If you start from the back end, the Structure full suspension bike looks pretty normal, but one you get a forward of the bottom bracket and… whoah mama! Now that is a different looking bike!
And it has WTF suspension! (Standing for ‘Without Telescoping Fork’ – geddit?)
Structure Cycleworks comes from Calgary, Alberta, Canada (with bikes made in Taiwan, where most carbon bikes are made) and it was founded by an electric motorbike racer called Loni Hull. This, the company’s first model is called the SCW 1 Enduro. Despite the linkages and the shock-where-a-fork-goes, the whole bike is said to come in at 31lbs or so, and there’s a lifetime warranty on frame and bearings.
The Structure uses the WTF suspension system. Cheekily standing for ‘Without Telescoping Fork’. The whole bike features 150mm of travel, front and rear and Structure touts the benefit of a linkage fork in many ways: a slackening head angle through the trael, a lack of fork stiction and a consistent trail measurement (and a slackening head angle) through the fork’s travel.
The head angle of the bike becomes 8° slacker through the fork’s 150mm travel, while also resisting brake dive. Structure reckons that the bike will be easier to steer under braking too, as there aren’t any suspension bushings to bind and the whole thing moves on bearings. These are many of the benefits that other linkage forks tout, like Trust and Motion Ride and it also shares the visual challenges that those forks face. However, here the quirky fork is part and parcel of the whole frame, like the old (but popular at the time) Whyte PRST-1, so you’re committed to the whole bike and not just a fork – there’s no chance a regular fork will slot in here.
The company had a few Structure full suspension bikes to hand at the Sea Otter and there was a steady stream of interested and intrigued punters lining up for a squish.
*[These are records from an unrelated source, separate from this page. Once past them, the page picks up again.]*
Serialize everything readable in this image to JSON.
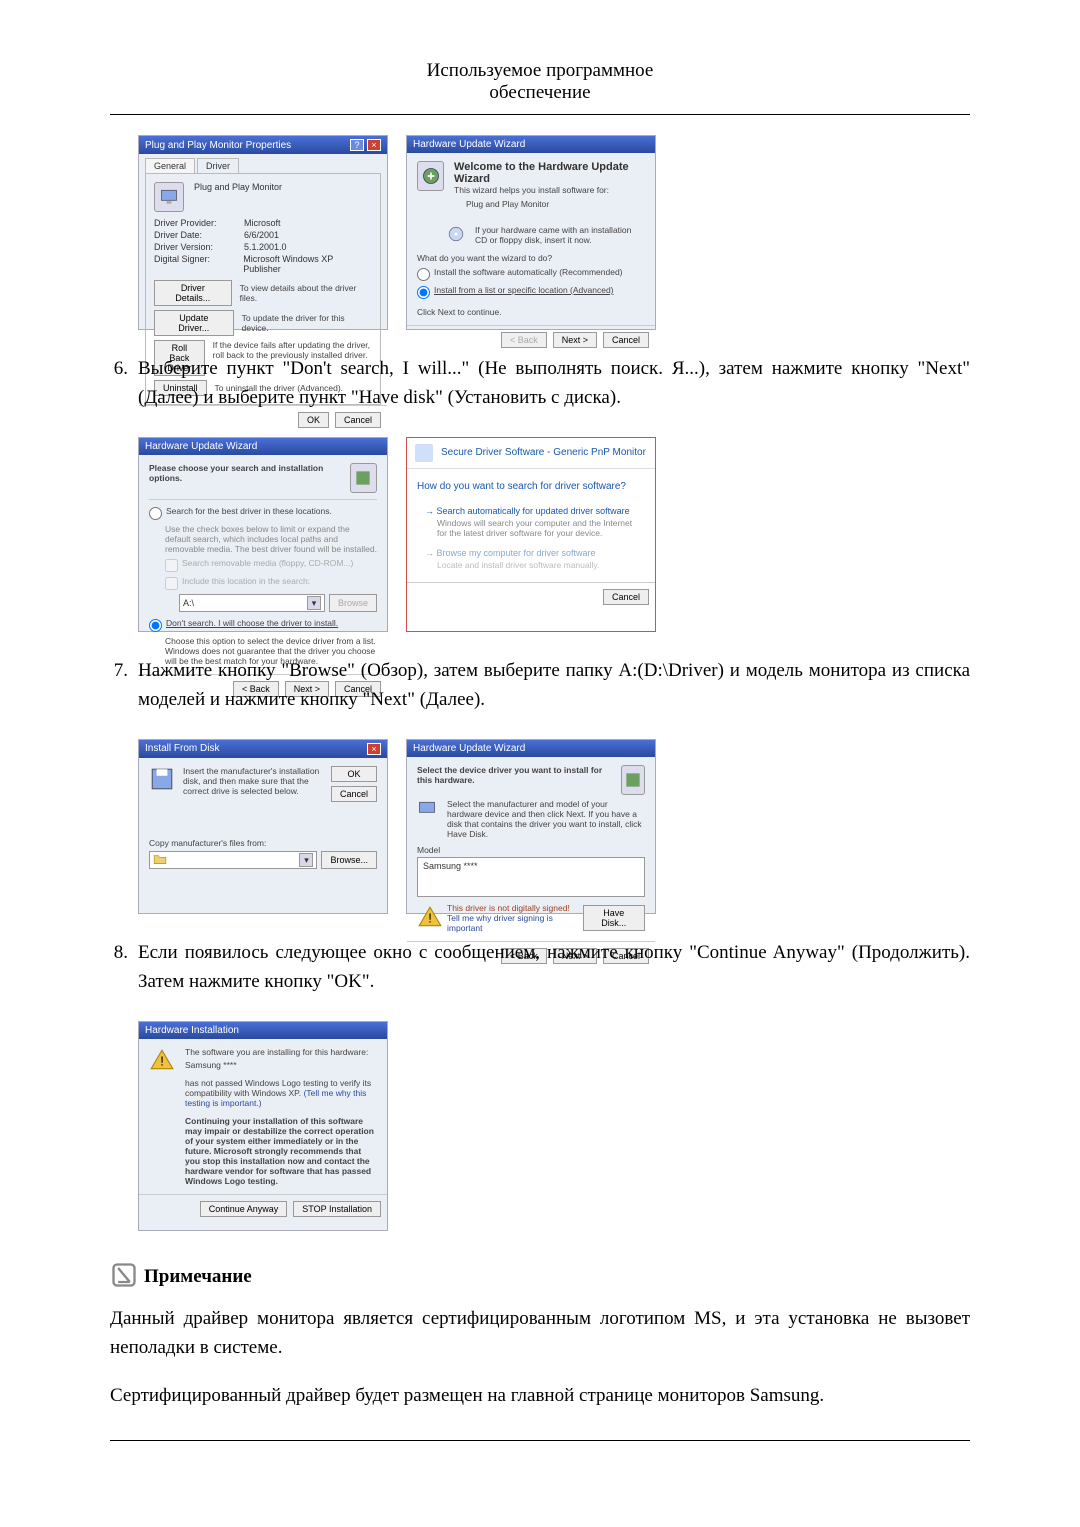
{
  "header": {
    "line1": "Используемое программное",
    "line2": "обеспечение"
  },
  "steps": {
    "s6": {
      "num": "6.",
      "text": "Выберите пункт \"Don't search, I will...\" (Не выполнять поиск. Я...), затем нажмите кнопку \"Next\" (Далее) и выберите пункт \"Have disk\" (Установить с диска)."
    },
    "s7": {
      "num": "7.",
      "text": "Нажмите кнопку \"Browse\" (Обзор), затем выберите папку A:(D:\\Driver) и модель монитора из списка моделей и нажмите кнопку \"Next\" (Далее)."
    },
    "s8": {
      "num": "8.",
      "text": "Если появилось следующее окно с сообщением, нажмите кнопку \"Continue Anyway\" (Продолжить). Затем нажмите кнопку \"OK\"."
    }
  },
  "fig1": {
    "title": "Plug and Play Monitor Properties",
    "tab_general": "General",
    "tab_driver": "Driver",
    "heading": "Plug and Play Monitor",
    "row_provider_l": "Driver Provider:",
    "row_provider_v": "Microsoft",
    "row_date_l": "Driver Date:",
    "row_date_v": "6/6/2001",
    "row_version_l": "Driver Version:",
    "row_version_v": "5.1.2001.0",
    "row_signer_l": "Digital Signer:",
    "row_signer_v": "Microsoft Windows XP Publisher",
    "btn_details": "Driver Details...",
    "desc_details": "To view details about the driver files.",
    "btn_update": "Update Driver...",
    "desc_update": "To update the driver for this device.",
    "btn_rollback": "Roll Back Driver",
    "desc_rollback": "If the device fails after updating the driver, roll back to the previously installed driver.",
    "btn_uninstall": "Uninstall",
    "desc_uninstall": "To uninstall the driver (Advanced).",
    "ok": "OK",
    "cancel": "Cancel"
  },
  "fig2": {
    "title": "Hardware Update Wizard",
    "welcome": "Welcome to the Hardware Update Wizard",
    "sub": "This wizard helps you install software for:",
    "device": "Plug and Play Monitor",
    "hint": "If your hardware came with an installation CD or floppy disk, insert it now.",
    "ask": "What do you want the wizard to do?",
    "opt1": "Install the software automatically (Recommended)",
    "opt2": "Install from a list or specific location (Advanced)",
    "click_next": "Click Next to continue.",
    "back": "< Back",
    "next": "Next >",
    "cancel": "Cancel"
  },
  "fig3": {
    "title": "Hardware Update Wizard",
    "heading": "Please choose your search and installation options.",
    "opt1": "Search for the best driver in these locations.",
    "opt1_desc": "Use the check boxes below to limit or expand the default search, which includes local paths and removable media. The best driver found will be installed.",
    "chk1": "Search removable media (floppy, CD-ROM...)",
    "chk2": "Include this location in the search:",
    "path": "A:\\",
    "browse": "Browse",
    "opt2": "Don't search. I will choose the driver to install.",
    "opt2_desc": "Choose this option to select the device driver from a list. Windows does not guarantee that the driver you choose will be the best match for your hardware.",
    "back": "< Back",
    "next": "Next >",
    "cancel": "Cancel"
  },
  "fig4": {
    "crumb": "Secure Driver Software - Generic PnP Monitor",
    "question": "How do you want to search for driver software?",
    "opt1_title": "Search automatically for updated driver software",
    "opt1_desc": "Windows will search your computer and the Internet for the latest driver software for your device.",
    "opt2_title": "Browse my computer for driver software",
    "opt2_desc": "Locate and install driver software manually.",
    "cancel": "Cancel"
  },
  "fig5": {
    "title": "Install From Disk",
    "msg": "Insert the manufacturer's installation disk, and then make sure that the correct drive is selected below.",
    "ok": "OK",
    "cancel": "Cancel",
    "copy_label": "Copy manufacturer's files from:",
    "browse": "Browse..."
  },
  "fig6": {
    "title": "Hardware Update Wizard",
    "heading": "Select the device driver you want to install for this hardware.",
    "desc": "Select the manufacturer and model of your hardware device and then click Next. If you have a disk that contains the driver you want to install, click Have Disk.",
    "model_label": "Model",
    "model_value": "Samsung ****",
    "warn": "This driver is not digitally signed!",
    "warn_link": "Tell me why driver signing is important",
    "have_disk": "Have Disk...",
    "back": "< Back",
    "next": "Next >",
    "cancel": "Cancel"
  },
  "fig7": {
    "title": "Hardware Installation",
    "line1": "The software you are installing for this hardware:",
    "device": "Samsung ****",
    "line2a": "has not passed Windows Logo testing to verify its compatibility with Windows XP.",
    "line2b": "(Tell me why this testing is important.)",
    "warn_para": "Continuing your installation of this software may impair or destabilize the correct operation of your system either immediately or in the future. Microsoft strongly recommends that you stop this installation now and contact the hardware vendor for software that has passed Windows Logo testing.",
    "btn_continue": "Continue Anyway",
    "btn_stop": "STOP Installation"
  },
  "note": {
    "label": "Примечание",
    "para1": "Данный драйвер монитора является сертифицированным логотипом MS, и эта установка не вызовет неполадки в системе.",
    "para2": "Сертифицированный драйвер будет размещен на главной странице мониторов Samsung."
  }
}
The company also had some racers out on the courses, earning some respectable results in the downhill and dual slalom. And the prototypes have been seen in the wild in Whistler and other venues for the last half-dozen years…
We’ll leave this bold quote from the brochure here:
“The SCW 1 not only revolutionizes mountain bike design with enhanced linkage fork suspension, but creates huge performance advantages that the industry has not seen since Gary Fisher launched the RS-1 almost 30 years ago. The WTB front suspension platform solves performance issues inherent to all telescopic suspension forks, while the SCW 1 offers enhanced stability, reduced dive, improved braking performance, and unparalleled bumpt handling”
Bold claims indeed… Especially with a frame/fork price of US$5995 and an all-up top spec of a cool ten grand. However…
…Structure Cycleworks seems prepared for the usual disbelief and questions and its FAQs include answers to the likes of ‘Why now’, ‘Is a linkage bike reliable?’, ‘Why not a 29er?’
(‘The time is right’, ‘yes’ and ‘stay tuned’ are the answers apparently)
With much made of the pedigree of the designers (who ‘have designed and manufactured some of the most highly reviewed and loved bikes in the world for decades’) there’s a lot to live up to, but it seems that the company has done its research into the bikes and is ready to start cranking up the machines. There’s a comprehensive-looking (though non-transferable) lifetime warranty policy on frame parts and bearings for the original owner and Structure seem keen to work through bike shops, though direct sales are possible too.
So, what do you reckon? About time someone did a decent, integrated linkage frame again? Or should we just stick with what we know?
Learn more about the SCW1 at structure.bike